Early in 2020, Scoop Magazine asked if was interested in illustrating some stories in a comic strip style. I have secretly wanted to do something like this for quite some time so jumped at the chance. Furthermore, the strips were to be activist or historical, which is a space that I follow regularly. In fact, many of my books are inspired by some sort of activism.

A couple of stories has become one per issue. Almost every assignment is different from book illustration in the best possible way, of course.  Each story is slightly better than the last, I feel. I sketch them in pencil and finish digitally.
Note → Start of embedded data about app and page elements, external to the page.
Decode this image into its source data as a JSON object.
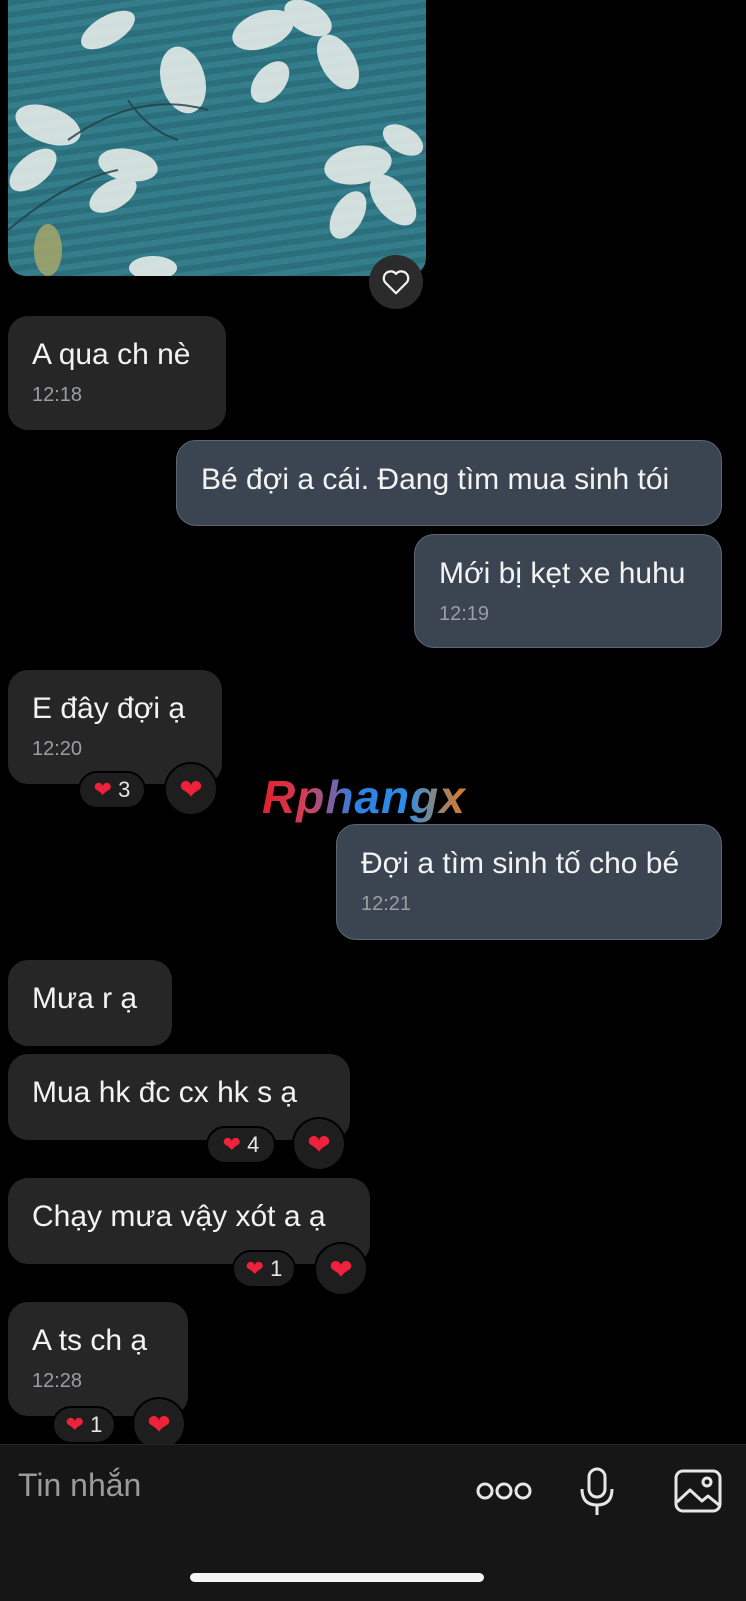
{
  "messages": [
    {
      "id": "m1",
      "dir": "in",
      "text": "A qua ch nè",
      "time": "12:18"
    },
    {
      "id": "m2",
      "dir": "out",
      "text": "Bé đợi a cái. Đang tìm mua sinh tói"
    },
    {
      "id": "m3",
      "dir": "out",
      "text": "Mới bị kẹt xe huhu",
      "time": "12:19"
    },
    {
      "id": "m4",
      "dir": "in",
      "text": "E đây đợi ạ",
      "time": "12:20",
      "reaction_count": "3"
    },
    {
      "id": "m5",
      "dir": "out",
      "text": "Đợi a tìm sinh tố cho bé",
      "time": "12:21"
    },
    {
      "id": "m6",
      "dir": "in",
      "text": "Mưa r ạ"
    },
    {
      "id": "m7",
      "dir": "in",
      "text": "Mua hk đc cx hk s ạ",
      "reaction_count": "4"
    },
    {
      "id": "m8",
      "dir": "in",
      "text": "Chạy mưa vậy xót a ạ",
      "reaction_count": "1"
    },
    {
      "id": "m9",
      "dir": "in",
      "text": "A ts ch ạ",
      "time": "12:28",
      "reaction_count": "1"
    }
  ],
  "watermark": "Rphangx",
  "composer": {
    "placeholder": "Tin nhắn",
    "icons": [
      "more-dots-icon",
      "microphone-icon",
      "image-gallery-icon"
    ]
  },
  "colors": {
    "background": "#000000",
    "incoming_bubble": "#262626",
    "outgoing_bubble": "#3a4551",
    "reaction_heart": "#f0213a"
  }
}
I am looking forward to finding a digital style. That medium requires a slightly different way of thinking to paint and canvas. I chose to use a tablet, which meant taking a chance and buying one. So it’s more expensive than working traditionally and more time-consuming learning how to make the digital tools do what you want.
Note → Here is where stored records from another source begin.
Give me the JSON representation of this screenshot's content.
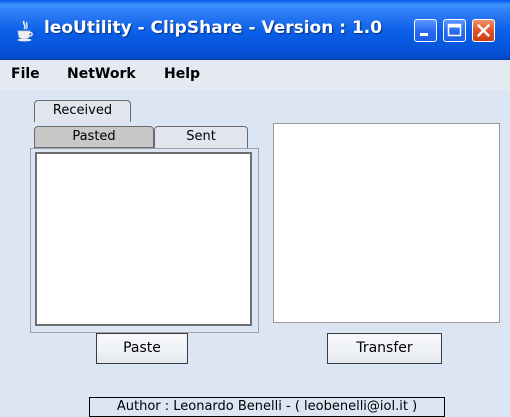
{
  "window": {
    "title": "leoUtility - ClipShare - Version : 1.0",
    "icon": "java-cup-icon",
    "controls": [
      "minimize-icon",
      "maximize-icon",
      "close-icon"
    ]
  },
  "menu": {
    "file": "File",
    "network": "NetWork",
    "help": "Help"
  },
  "tabs": {
    "received": "Received",
    "pasted": "Pasted",
    "sent": "Sent",
    "selected": "Pasted"
  },
  "pasted_text": {
    "value": ""
  },
  "transfer_text": {
    "value": ""
  },
  "buttons": {
    "paste": "Paste",
    "transfer": "Transfer"
  },
  "footer": {
    "author": "Author : Leonardo Benelli - ( leobenelli@iol.it )"
  },
  "colors": {
    "titlebar": "#0a5fe8",
    "close_button": "#e0532a",
    "content_bg": "#dbe5f3",
    "menubar_bg": "#e4e9f2"
  }
}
The overall effect is that it feels like being a fresh new illustrator who is risking a lot to make this work. When there is a lot at stake it can be easier to focus and stay focused, which is a good thing. Still caught up in the excitement of each project I can see a bigger picture… a graphic novel one day, perhaps, or some other grand project involving telling a story frame by frame.

The work hasn’t gone unnoticed. One of the assignments was to tell the story of John Blanke, an African in King Henry’s court. It has led to a commission for the John Blanke Project. So on some level, the results are exactly as hoped. And it seems like Scoop readers are enjoying the stories too. Working with a team of people that have the same goal is always a pleasure ad they have been patiently supporting and fine-
tuning each story. Long may it continue

She’s a Winner!

Astro Girl

Astro Girl has just won an award- a science award. While I have been fairly consistent through the years I haven’t won many awards. That isn’t my aim, so perhaps that’s why it has turned out that way. It always seemed way too obscure to come up with an award-winning idea. Sometimes just seeing a book in a shop window feels like an award, or seeing a child’s face light up as they hear or read the story feels like a victory.

I had a strong feeling that Astro Girl’s story would resonate with families, gender politics, aspiration, and race in a very natural way.  We all have dreams. But exploring the WHY and the HOW behind those dreams was a revelation! The vision for the story opened up and I remember being very excited. All this thinking took time, of course, and I wonder if there will ever be that much time available again. There is a reason why a book should take as long as possible to complete…

There are many wonderful books for children and families out there. They inspire us to be better if we allow them to. So what not be inspired?

Astro Girl is a winner, just like its readers and the real people that inspired it.